Please keep in mind that registers of Dxx type and some other internal registers, except for DSxx, Sxx return to the initial state (usually 0) after initialization of the project (what happens with any editing of project elements - scripts, registers, connections, etc.). If such registers are used as variables to generate event triggers or conditions for executing other scripts, this can lead to a violation of the execution logic. You should consider this feature when choosing registers as input and output script variables.
Variables in scripts declared before the 'main' function store their values between script calls, but also reset when initializing. They can be used to store constants, coefficients, and other similar values.
Some script can be assigned to run on the first scan when the project is initialized and make some initialization of variables from one place. Sometimes you might need to define inside the script itself whether this was the first call after initialization. You can create a global variable first_scan:
first_scan = true -- global var remember value between scans function main (userId) local var = 0 -- local var will be initialized in each script call if first_scan then first_scan = false -[[ Actions for the first scan --]] end --if first_scan -- other actions end -- main
Remember that registers such as Dxx, CDxx and other internal registers, except for DSxx, return to the initial state (usually 0) after initializing the project (which happens when editing project elements - scripts, registers, connections, etc.). If such registers are used as variables to generate event triggers or conditions for executing other scripts, this can lead to a violation of the execution logic. You should consider this feature when choosing registers as input and output script variables.
There are some differences in the operation of the SetReg and WriteReg functions with respect to internal registers (Dxx, DSxx). These functions directly change the values of the internal registers inside the scan, and do not delay WriteReg writing to the next scan start. Thus, at the end of the scan, the internal register can have a value different from the one at the scan input. Then, for example, a situation is possible where:
If the order of execution of the scripts is 1 - 2, then everything will work, because at the current scan start script #2 saw one value, and before its execution another one(which script #1 has changed before), and will correctly work 'by changing the state of the register.' If the script execution order is interchanged, then script 2 will not work, because at the the current scan start it will see the changed value, and the new change will occur after script #2 execution in script #1.

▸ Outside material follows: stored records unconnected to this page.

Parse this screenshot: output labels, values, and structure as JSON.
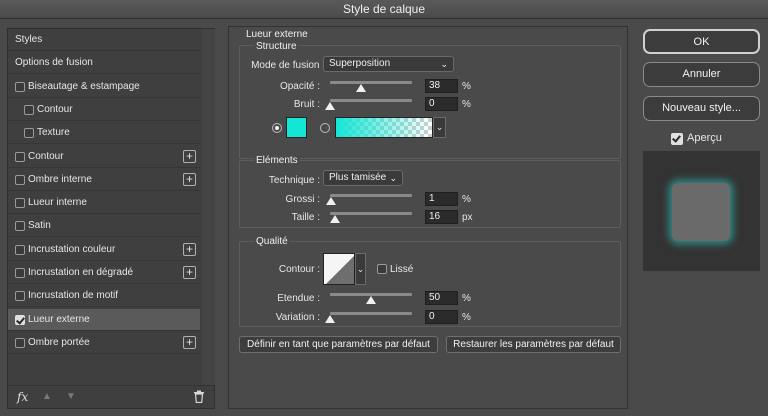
{
  "window": {
    "title": "Style de calque"
  },
  "left_panel": {
    "items": [
      {
        "label": "Styles",
        "checkbox": null,
        "checked": false,
        "add": false,
        "selected": false
      },
      {
        "label": "Options de fusion",
        "checkbox": null,
        "checked": false,
        "add": false,
        "selected": false
      },
      {
        "label": "Biseautage & estampage",
        "checkbox": true,
        "checked": false,
        "add": false,
        "selected": false
      },
      {
        "label": "Contour",
        "checkbox": true,
        "checked": false,
        "add": false,
        "selected": false,
        "indent": true
      },
      {
        "label": "Texture",
        "checkbox": true,
        "checked": false,
        "add": false,
        "selected": false,
        "indent": true
      },
      {
        "label": "Contour",
        "checkbox": true,
        "checked": false,
        "add": true,
        "selected": false
      },
      {
        "label": "Ombre interne",
        "checkbox": true,
        "checked": false,
        "add": true,
        "selected": false
      },
      {
        "label": "Lueur interne",
        "checkbox": true,
        "checked": false,
        "add": false,
        "selected": false
      },
      {
        "label": "Satin",
        "checkbox": true,
        "checked": false,
        "add": false,
        "selected": false
      },
      {
        "label": "Incrustation couleur",
        "checkbox": true,
        "checked": false,
        "add": true,
        "selected": false
      },
      {
        "label": "Incrustation en dégradé",
        "checkbox": true,
        "checked": false,
        "add": true,
        "selected": false
      },
      {
        "label": "Incrustation de motif",
        "checkbox": true,
        "checked": false,
        "add": false,
        "selected": false
      },
      {
        "label": "Lueur externe",
        "checkbox": true,
        "checked": true,
        "add": false,
        "selected": true
      },
      {
        "label": "Ombre portée",
        "checkbox": true,
        "checked": false,
        "add": true,
        "selected": false
      }
    ],
    "footer": {
      "fx_label": "fx"
    }
  },
  "panel": {
    "title": "Lueur externe",
    "structure": {
      "title": "Structure",
      "blend_mode_label": "Mode de fusion :",
      "blend_mode_value": "Superposition",
      "opacity_label": "Opacité :",
      "opacity_value": "38",
      "opacity_fraction": 0.38,
      "opacity_unit": "%",
      "noise_label": "Bruit :",
      "noise_value": "0",
      "noise_fraction": 0,
      "noise_unit": "%",
      "color_swatch": "#14e6d6"
    },
    "elements": {
      "title": "Eléments",
      "technique_label": "Technique :",
      "technique_value": "Plus tamisée",
      "spread_label": "Grossi :",
      "spread_value": "1",
      "spread_fraction": 0.01,
      "spread_unit": "%",
      "size_label": "Taille :",
      "size_value": "16",
      "size_fraction": 0.064,
      "size_unit": "px"
    },
    "quality": {
      "title": "Qualité",
      "contour_label": "Contour :",
      "antialias_label": "Lissé",
      "range_label": "Etendue :",
      "range_value": "50",
      "range_fraction": 0.5,
      "range_unit": "%",
      "jitter_label": "Variation :",
      "jitter_value": "0",
      "jitter_fraction": 0,
      "jitter_unit": "%"
    },
    "buttons": {
      "make_default": "Définir en tant que paramètres par défaut",
      "reset_default": "Restaurer les paramètres par défaut"
    }
  },
  "right": {
    "ok": "OK",
    "cancel": "Annuler",
    "new_style": "Nouveau style...",
    "preview_label": "Aperçu",
    "preview_checked": true,
    "glow_color": "#29d8d0"
  }
}
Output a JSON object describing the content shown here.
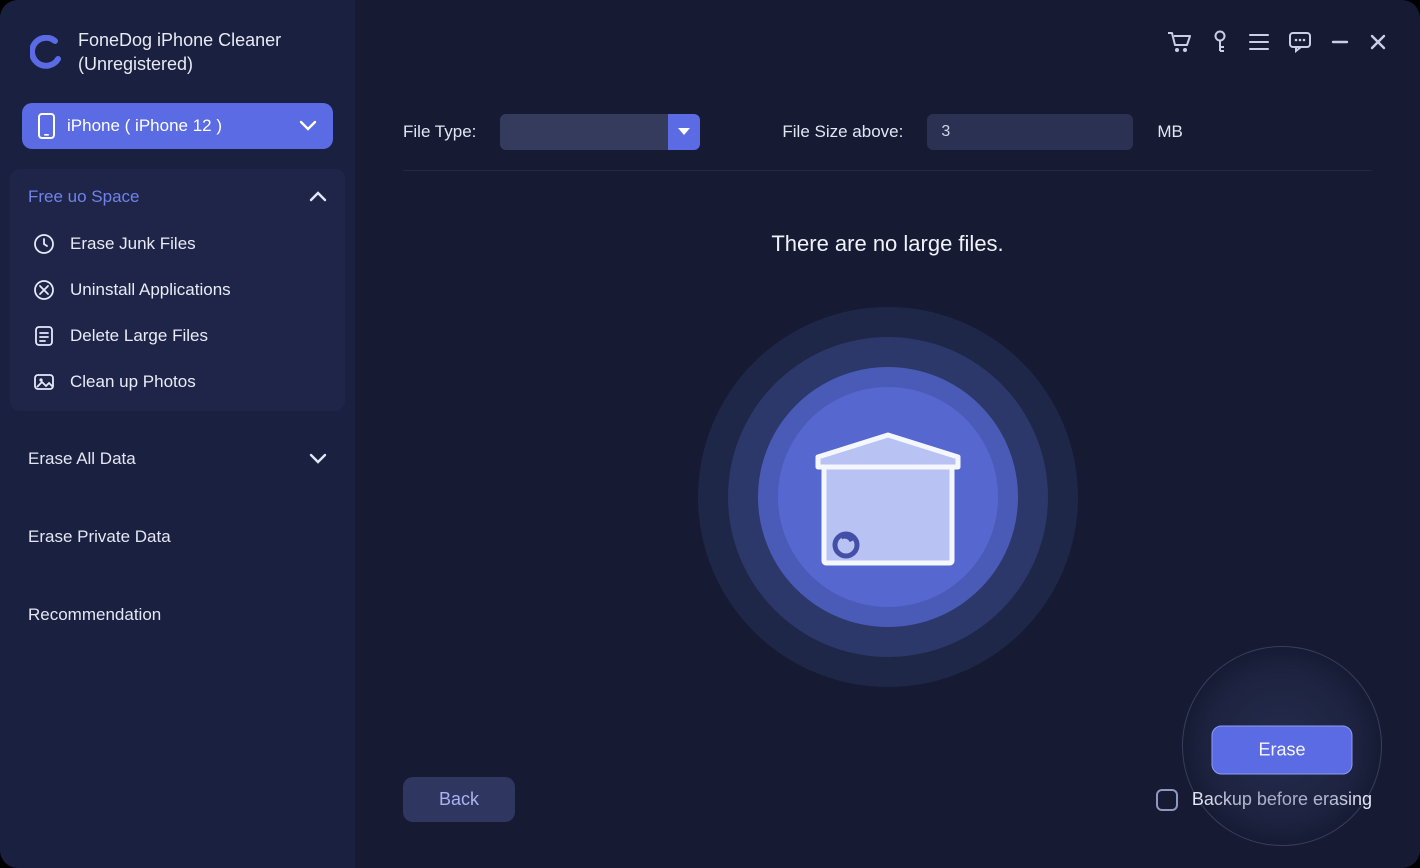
{
  "brand": {
    "line1": "FoneDog iPhone  Cleaner",
    "line2": "(Unregistered)"
  },
  "device": {
    "label": "iPhone ( iPhone 12 )"
  },
  "sections": {
    "freeSpace": {
      "title": "Free uo Space",
      "items": [
        "Erase Junk Files",
        "Uninstall Applications",
        "Delete Large Files",
        "Clean up Photos"
      ]
    },
    "eraseAll": {
      "title": "Erase All Data"
    },
    "erasePrivate": {
      "title": "Erase Private Data"
    },
    "recommendation": {
      "title": "Recommendation"
    }
  },
  "filters": {
    "fileTypeLabel": "File Type:",
    "fileSizeLabel": "File Size above:",
    "fileSizeValue": "3",
    "unit": "MB"
  },
  "main": {
    "message": "There are no large files."
  },
  "footer": {
    "backLabel": "Back",
    "backupLabel": "Backup before erasing",
    "eraseLabel": "Erase"
  }
}
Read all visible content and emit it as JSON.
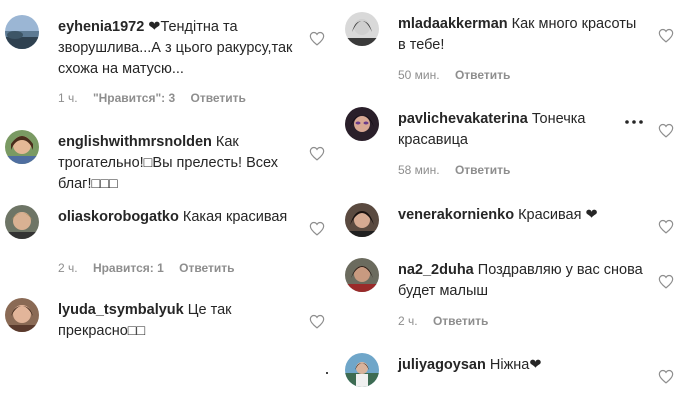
{
  "left_comments": [
    {
      "username": "eyhenia1972",
      "text": "❤Тендітна та зворушлива...А з цього ракурсу,так схожа на матусю...",
      "time": "1 ч.",
      "likes": "\"Нравится\": 3",
      "reply": "Ответить"
    },
    {
      "username": "englishwithmrsnolden",
      "text": "Как трогательно!□Вы прелесть! Всех благ!□□□",
      "time": "",
      "likes": "",
      "reply": ""
    },
    {
      "username": "oliaskorobogatko",
      "text": "Какая красивая",
      "time": "2 ч.",
      "likes": "Нравится: 1",
      "reply": "Ответить"
    },
    {
      "username": "lyuda_tsymbalyuk",
      "text": "Це так прекрасно□□",
      "time": "",
      "likes": "",
      "reply": ""
    }
  ],
  "right_comments": [
    {
      "username": "mladaakkerman",
      "text": "Как много красоты в тебе!",
      "time": "50 мин.",
      "likes": "",
      "reply": "Ответить"
    },
    {
      "username": "pavlichevakaterina",
      "text": "Тонечка красавица",
      "time": "58 мин.",
      "likes": "",
      "reply": "Ответить"
    },
    {
      "username": "venerakornienko",
      "text": "Красивая ❤",
      "time": "",
      "likes": "",
      "reply": ""
    },
    {
      "username": "na2_2duha",
      "text": "Поздравляю у вас снова будет малыш",
      "time": "2 ч.",
      "likes": "",
      "reply": "Ответить"
    },
    {
      "username": "juliyagoysan",
      "text": "Ніжна❤",
      "time": "",
      "likes": "",
      "reply": ""
    }
  ],
  "icons": {
    "like": "heart-outline-icon",
    "options": "more-options-icon"
  },
  "colors": {
    "text": "#262626",
    "meta": "#8e8e8e",
    "background": "#ffffff"
  }
}
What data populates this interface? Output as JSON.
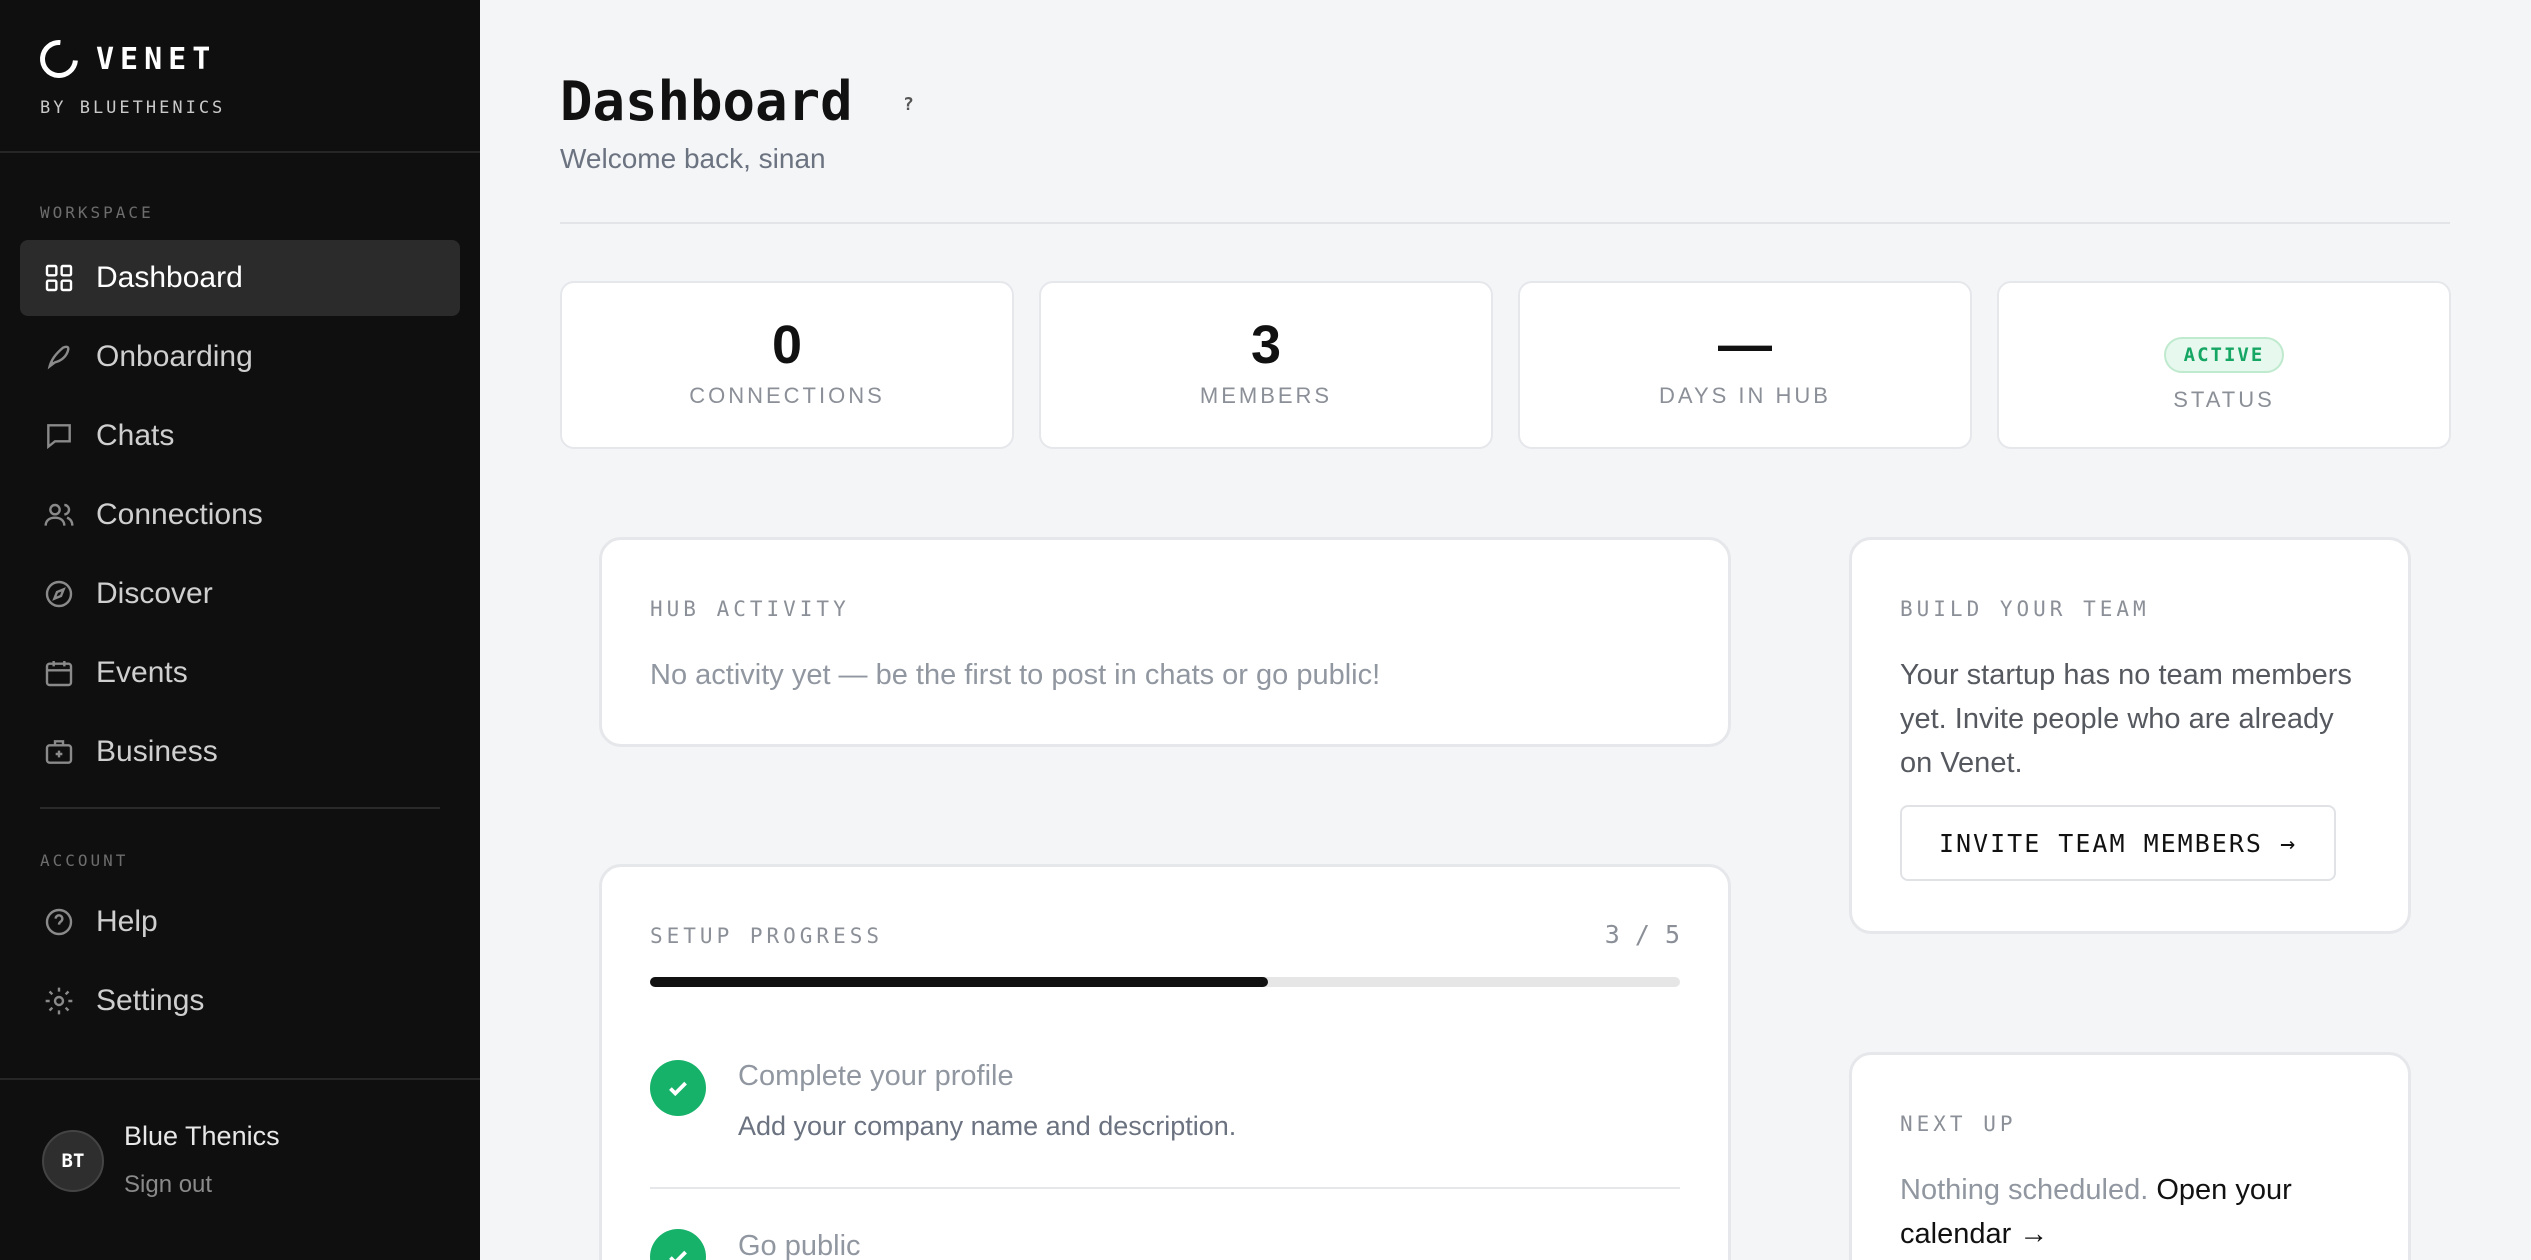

If you take the new WebHMI with clean internal DS - memory, where some complex project has to be run, usually you need some presets (initial values) for correct operation. You can use a recipe feature and make a list of all registers with initial values, and then just apply this recipe.
If the project was linked to Level2 account, when restoring its backup on the new WebHMI, check that Level2 integration is switched off, otherwise this WebHMI may interefer another one which use same Level2 account.
It is desirable after the key moments of logic or calculations in scripts to immediately put the functions INFO, ERROR, DEBUG, TRACE, with respectve values at this point, script's name, line number at the beginning, etc. Then these fragments are conveniently searched and analyzed in the communication log.
When there is a lot of records in the communication log, you can filter out unneccerary output from scripts with this method.
In the script editor, there is a debugging console, which always prints out the functions INFO, DEBUG, ERROR, TRACE regardless of the system log level settings. If the output changes too quickly to analize, you can slow down the script by changging in execution type to “Execute on register's value change” and link to system time register or another one, slower.
There are also messaging functions like AddInfoMessage, which can be used to write in a separate Messages log. Just take care of using them in logic transition points, otherwise you will get huge number of records generated in every scan from these functions.
It is recommended that you split complex scripts into simpler and more frequently used functions that you can reuse. Dividing tme into simpler parts, arranging them in the right order and grouping helps to control the logic of the system and makes it easier to set up the system.